--- Data records ---
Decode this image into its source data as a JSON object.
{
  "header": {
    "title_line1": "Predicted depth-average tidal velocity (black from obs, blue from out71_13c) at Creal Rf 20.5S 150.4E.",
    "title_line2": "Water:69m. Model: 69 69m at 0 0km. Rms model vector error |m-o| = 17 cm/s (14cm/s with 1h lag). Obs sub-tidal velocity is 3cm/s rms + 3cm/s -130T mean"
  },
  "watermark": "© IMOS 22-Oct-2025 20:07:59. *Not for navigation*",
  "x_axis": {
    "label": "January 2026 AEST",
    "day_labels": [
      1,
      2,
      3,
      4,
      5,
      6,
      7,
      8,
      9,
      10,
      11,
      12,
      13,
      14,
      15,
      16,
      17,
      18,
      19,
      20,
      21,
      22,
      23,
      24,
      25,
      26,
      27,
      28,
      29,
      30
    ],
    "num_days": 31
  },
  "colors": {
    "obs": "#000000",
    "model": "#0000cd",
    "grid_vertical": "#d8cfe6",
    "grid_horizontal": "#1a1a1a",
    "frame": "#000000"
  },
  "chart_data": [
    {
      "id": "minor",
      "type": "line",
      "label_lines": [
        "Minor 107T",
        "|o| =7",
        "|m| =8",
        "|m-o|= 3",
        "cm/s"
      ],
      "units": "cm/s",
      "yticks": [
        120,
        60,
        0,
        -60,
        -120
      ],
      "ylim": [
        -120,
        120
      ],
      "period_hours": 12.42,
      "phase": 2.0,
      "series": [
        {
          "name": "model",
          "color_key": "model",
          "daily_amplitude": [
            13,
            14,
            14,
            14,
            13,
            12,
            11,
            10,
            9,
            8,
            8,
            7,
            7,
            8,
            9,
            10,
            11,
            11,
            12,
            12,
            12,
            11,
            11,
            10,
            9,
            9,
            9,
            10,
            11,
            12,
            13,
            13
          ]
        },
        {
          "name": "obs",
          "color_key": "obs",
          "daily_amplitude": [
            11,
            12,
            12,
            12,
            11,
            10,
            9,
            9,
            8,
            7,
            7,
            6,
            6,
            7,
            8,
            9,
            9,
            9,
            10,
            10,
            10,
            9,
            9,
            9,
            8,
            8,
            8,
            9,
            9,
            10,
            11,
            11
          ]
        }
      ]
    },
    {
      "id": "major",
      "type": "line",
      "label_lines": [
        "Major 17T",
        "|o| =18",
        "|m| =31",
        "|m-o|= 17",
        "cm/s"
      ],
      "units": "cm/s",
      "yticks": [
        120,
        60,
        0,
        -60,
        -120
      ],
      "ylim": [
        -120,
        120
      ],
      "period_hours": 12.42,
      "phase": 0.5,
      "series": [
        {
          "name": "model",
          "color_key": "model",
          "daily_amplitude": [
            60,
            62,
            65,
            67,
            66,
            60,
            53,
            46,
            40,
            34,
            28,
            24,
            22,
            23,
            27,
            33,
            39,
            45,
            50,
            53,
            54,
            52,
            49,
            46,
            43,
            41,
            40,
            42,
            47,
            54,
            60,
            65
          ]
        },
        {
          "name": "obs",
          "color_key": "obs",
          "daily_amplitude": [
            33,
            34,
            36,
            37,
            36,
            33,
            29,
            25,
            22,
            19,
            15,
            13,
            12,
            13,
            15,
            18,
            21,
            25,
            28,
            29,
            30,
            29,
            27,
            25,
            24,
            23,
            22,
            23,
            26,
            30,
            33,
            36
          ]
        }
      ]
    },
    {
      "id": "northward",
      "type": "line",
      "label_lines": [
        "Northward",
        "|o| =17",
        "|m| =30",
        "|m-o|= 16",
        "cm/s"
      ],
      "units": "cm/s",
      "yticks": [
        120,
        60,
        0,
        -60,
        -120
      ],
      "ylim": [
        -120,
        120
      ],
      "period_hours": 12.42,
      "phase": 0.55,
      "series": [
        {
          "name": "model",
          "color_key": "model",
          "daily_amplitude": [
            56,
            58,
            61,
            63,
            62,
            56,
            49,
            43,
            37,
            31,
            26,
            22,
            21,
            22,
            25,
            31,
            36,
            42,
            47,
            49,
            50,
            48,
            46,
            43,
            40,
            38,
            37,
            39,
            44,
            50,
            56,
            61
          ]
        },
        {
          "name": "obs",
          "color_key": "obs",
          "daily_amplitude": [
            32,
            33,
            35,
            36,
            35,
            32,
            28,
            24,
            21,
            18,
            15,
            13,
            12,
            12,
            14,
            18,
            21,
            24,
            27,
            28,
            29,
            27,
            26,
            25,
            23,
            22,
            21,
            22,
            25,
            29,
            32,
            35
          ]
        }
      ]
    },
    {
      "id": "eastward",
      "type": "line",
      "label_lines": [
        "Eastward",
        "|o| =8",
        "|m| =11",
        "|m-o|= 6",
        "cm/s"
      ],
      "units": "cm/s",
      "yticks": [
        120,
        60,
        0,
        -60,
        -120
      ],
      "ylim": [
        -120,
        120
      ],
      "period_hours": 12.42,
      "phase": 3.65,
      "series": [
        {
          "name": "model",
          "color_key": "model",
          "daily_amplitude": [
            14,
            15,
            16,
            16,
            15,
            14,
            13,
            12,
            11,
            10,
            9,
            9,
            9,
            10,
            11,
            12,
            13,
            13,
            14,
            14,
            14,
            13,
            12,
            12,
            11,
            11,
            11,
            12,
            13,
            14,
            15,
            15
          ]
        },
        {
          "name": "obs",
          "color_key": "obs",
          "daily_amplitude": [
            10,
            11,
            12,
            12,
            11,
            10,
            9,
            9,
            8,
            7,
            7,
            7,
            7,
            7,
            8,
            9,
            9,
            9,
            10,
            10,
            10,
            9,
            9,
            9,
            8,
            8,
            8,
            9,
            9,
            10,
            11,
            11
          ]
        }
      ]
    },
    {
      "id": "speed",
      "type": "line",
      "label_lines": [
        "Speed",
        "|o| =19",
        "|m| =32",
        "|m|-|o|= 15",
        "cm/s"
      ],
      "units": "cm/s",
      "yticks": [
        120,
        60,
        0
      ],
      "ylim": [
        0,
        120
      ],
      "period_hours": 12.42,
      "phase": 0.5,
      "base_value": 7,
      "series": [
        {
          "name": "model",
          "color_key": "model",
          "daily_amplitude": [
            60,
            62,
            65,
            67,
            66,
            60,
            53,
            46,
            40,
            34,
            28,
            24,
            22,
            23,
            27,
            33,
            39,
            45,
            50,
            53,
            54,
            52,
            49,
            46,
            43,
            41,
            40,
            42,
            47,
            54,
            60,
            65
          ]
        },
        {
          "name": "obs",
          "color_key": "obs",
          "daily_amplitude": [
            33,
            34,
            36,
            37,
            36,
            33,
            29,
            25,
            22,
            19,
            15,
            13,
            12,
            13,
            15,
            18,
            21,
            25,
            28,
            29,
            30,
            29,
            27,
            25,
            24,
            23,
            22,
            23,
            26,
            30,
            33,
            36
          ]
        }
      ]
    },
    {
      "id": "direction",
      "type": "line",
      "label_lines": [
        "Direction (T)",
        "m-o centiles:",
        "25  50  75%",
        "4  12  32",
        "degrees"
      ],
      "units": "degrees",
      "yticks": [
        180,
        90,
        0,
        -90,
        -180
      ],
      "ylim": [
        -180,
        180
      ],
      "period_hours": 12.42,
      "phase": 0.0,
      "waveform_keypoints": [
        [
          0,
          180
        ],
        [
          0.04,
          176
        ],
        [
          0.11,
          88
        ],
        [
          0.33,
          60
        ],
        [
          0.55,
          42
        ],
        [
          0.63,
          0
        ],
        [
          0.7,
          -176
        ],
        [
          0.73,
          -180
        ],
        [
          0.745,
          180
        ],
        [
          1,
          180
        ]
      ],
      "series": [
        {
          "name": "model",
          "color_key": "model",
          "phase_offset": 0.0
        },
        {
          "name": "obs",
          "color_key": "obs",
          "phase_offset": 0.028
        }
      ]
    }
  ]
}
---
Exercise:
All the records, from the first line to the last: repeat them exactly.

Exercise output:
Decode this image into its source data as a JSON object.
{
  "header": {
    "title_line1": "Predicted depth-average tidal velocity (black from obs, blue from out71_13c) at Creal Rf 20.5S 150.4E.",
    "title_line2": "Water:69m. Model: 69 69m at 0 0km. Rms model vector error |m-o| = 17 cm/s (14cm/s with 1h lag). Obs sub-tidal velocity is 3cm/s rms + 3cm/s -130T mean"
  },
  "watermark": "© IMOS 22-Oct-2025 20:07:59. *Not for navigation*",
  "x_axis": {
    "label": "January 2026 AEST",
    "day_labels": [
      1,
      2,
      3,
      4,
      5,
      6,
      7,
      8,
      9,
      10,
      11,
      12,
      13,
      14,
      15,
      16,
      17,
      18,
      19,
      20,
      21,
      22,
      23,
      24,
      25,
      26,
      27,
      28,
      29,
      30
    ],
    "num_days": 31
  },
  "colors": {
    "obs": "#000000",
    "model": "#0000cd",
    "grid_vertical": "#d8cfe6",
    "grid_horizontal": "#1a1a1a",
    "frame": "#000000"
  },
  "chart_data": [
    {
      "id": "minor",
      "type": "line",
      "label_lines": [
        "Minor 107T",
        "|o| =7",
        "|m| =8",
        "|m-o|= 3",
        "cm/s"
      ],
      "units": "cm/s",
      "yticks": [
        120,
        60,
        0,
        -60,
        -120
      ],
      "ylim": [
        -120,
        120
      ],
      "period_hours": 12.42,
      "phase": 2.0,
      "series": [
        {
          "name": "model",
          "color_key": "model",
          "daily_amplitude": [
            13,
            14,
            14,
            14,
            13,
            12,
            11,
            10,
            9,
            8,
            8,
            7,
            7,
            8,
            9,
            10,
            11,
            11,
            12,
            12,
            12,
            11,
            11,
            10,
            9,
            9,
            9,
            10,
            11,
            12,
            13,
            13
          ]
        },
        {
          "name": "obs",
          "color_key": "obs",
          "daily_amplitude": [
            11,
            12,
            12,
            12,
            11,
            10,
            9,
            9,
            8,
            7,
            7,
            6,
            6,
            7,
            8,
            9,
            9,
            9,
            10,
            10,
            10,
            9,
            9,
            9,
            8,
            8,
            8,
            9,
            9,
            10,
            11,
            11
          ]
        }
      ]
    },
    {
      "id": "major",
      "type": "line",
      "label_lines": [
        "Major 17T",
        "|o| =18",
        "|m| =31",
        "|m-o|= 17",
        "cm/s"
      ],
      "units": "cm/s",
      "yticks": [
        120,
        60,
        0,
        -60,
        -120
      ],
      "ylim": [
        -120,
        120
      ],
      "period_hours": 12.42,
      "phase": 0.5,
      "series": [
        {
          "name": "model",
          "color_key": "model",
          "daily_amplitude": [
            60,
            62,
            65,
            67,
            66,
            60,
            53,
            46,
            40,
            34,
            28,
            24,
            22,
            23,
            27,
            33,
            39,
            45,
            50,
            53,
            54,
            52,
            49,
            46,
            43,
            41,
            40,
            42,
            47,
            54,
            60,
            65
          ]
        },
        {
          "name": "obs",
          "color_key": "obs",
          "daily_amplitude": [
            33,
            34,
            36,
            37,
            36,
            33,
            29,
            25,
            22,
            19,
            15,
            13,
            12,
            13,
            15,
            18,
            21,
            25,
            28,
            29,
            30,
            29,
            27,
            25,
            24,
            23,
            22,
            23,
            26,
            30,
            33,
            36
          ]
        }
      ]
    },
    {
      "id": "northward",
      "type": "line",
      "label_lines": [
        "Northward",
        "|o| =17",
        "|m| =30",
        "|m-o|= 16",
        "cm/s"
      ],
      "units": "cm/s",
      "yticks": [
        120,
        60,
        0,
        -60,
        -120
      ],
      "ylim": [
        -120,
        120
      ],
      "period_hours": 12.42,
      "phase": 0.55,
      "series": [
        {
          "name": "model",
          "color_key": "model",
          "daily_amplitude": [
            56,
            58,
            61,
            63,
            62,
            56,
            49,
            43,
            37,
            31,
            26,
            22,
            21,
            22,
            25,
            31,
            36,
            42,
            47,
            49,
            50,
            48,
            46,
            43,
            40,
            38,
            37,
            39,
            44,
            50,
            56,
            61
          ]
        },
        {
          "name": "obs",
          "color_key": "obs",
          "daily_amplitude": [
            32,
            33,
            35,
            36,
            35,
            32,
            28,
            24,
            21,
            18,
            15,
            13,
            12,
            12,
            14,
            18,
            21,
            24,
            27,
            28,
            29,
            27,
            26,
            25,
            23,
            22,
            21,
            22,
            25,
            29,
            32,
            35
          ]
        }
      ]
    },
    {
      "id": "eastward",
      "type": "line",
      "label_lines": [
        "Eastward",
        "|o| =8",
        "|m| =11",
        "|m-o|= 6",
        "cm/s"
      ],
      "units": "cm/s",
      "yticks": [
        120,
        60,
        0,
        -60,
        -120
      ],
      "ylim": [
        -120,
        120
      ],
      "period_hours": 12.42,
      "phase": 3.65,
      "series": [
        {
          "name": "model",
          "color_key": "model",
          "daily_amplitude": [
            14,
            15,
            16,
            16,
            15,
            14,
            13,
            12,
            11,
            10,
            9,
            9,
            9,
            10,
            11,
            12,
            13,
            13,
            14,
            14,
            14,
            13,
            12,
            12,
            11,
            11,
            11,
            12,
            13,
            14,
            15,
            15
          ]
        },
        {
          "name": "obs",
          "color_key": "obs",
          "daily_amplitude": [
            10,
            11,
            12,
            12,
            11,
            10,
            9,
            9,
            8,
            7,
            7,
            7,
            7,
            7,
            8,
            9,
            9,
            9,
            10,
            10,
            10,
            9,
            9,
            9,
            8,
            8,
            8,
            9,
            9,
            10,
            11,
            11
          ]
        }
      ]
    },
    {
      "id": "speed",
      "type": "line",
      "label_lines": [
        "Speed",
        "|o| =19",
        "|m| =32",
        "|m|-|o|= 15",
        "cm/s"
      ],
      "units": "cm/s",
      "yticks": [
        120,
        60,
        0
      ],
      "ylim": [
        0,
        120
      ],
      "period_hours": 12.42,
      "phase": 0.5,
      "base_value": 7,
      "series": [
        {
          "name": "model",
          "color_key": "model",
          "daily_amplitude": [
            60,
            62,
            65,
            67,
            66,
            60,
            53,
            46,
            40,
            34,
            28,
            24,
            22,
            23,
            27,
            33,
            39,
            45,
            50,
            53,
            54,
            52,
            49,
            46,
            43,
            41,
            40,
            42,
            47,
            54,
            60,
            65
          ]
        },
        {
          "name": "obs",
          "color_key": "obs",
          "daily_amplitude": [
            33,
            34,
            36,
            37,
            36,
            33,
            29,
            25,
            22,
            19,
            15,
            13,
            12,
            13,
            15,
            18,
            21,
            25,
            28,
            29,
            30,
            29,
            27,
            25,
            24,
            23,
            22,
            23,
            26,
            30,
            33,
            36
          ]
        }
      ]
    },
    {
      "id": "direction",
      "type": "line",
      "label_lines": [
        "Direction (T)",
        "m-o centiles:",
        "25  50  75%",
        "4  12  32",
        "degrees"
      ],
      "units": "degrees",
      "yticks": [
        180,
        90,
        0,
        -90,
        -180
      ],
      "ylim": [
        -180,
        180
      ],
      "period_hours": 12.42,
      "phase": 0.0,
      "waveform_keypoints": [
        [
          0,
          180
        ],
        [
          0.04,
          176
        ],
        [
          0.11,
          88
        ],
        [
          0.33,
          60
        ],
        [
          0.55,
          42
        ],
        [
          0.63,
          0
        ],
        [
          0.7,
          -176
        ],
        [
          0.73,
          -180
        ],
        [
          0.745,
          180
        ],
        [
          1,
          180
        ]
      ],
      "series": [
        {
          "name": "model",
          "color_key": "model",
          "phase_offset": 0.0
        },
        {
          "name": "obs",
          "color_key": "obs",
          "phase_offset": 0.028
        }
      ]
    }
  ]
}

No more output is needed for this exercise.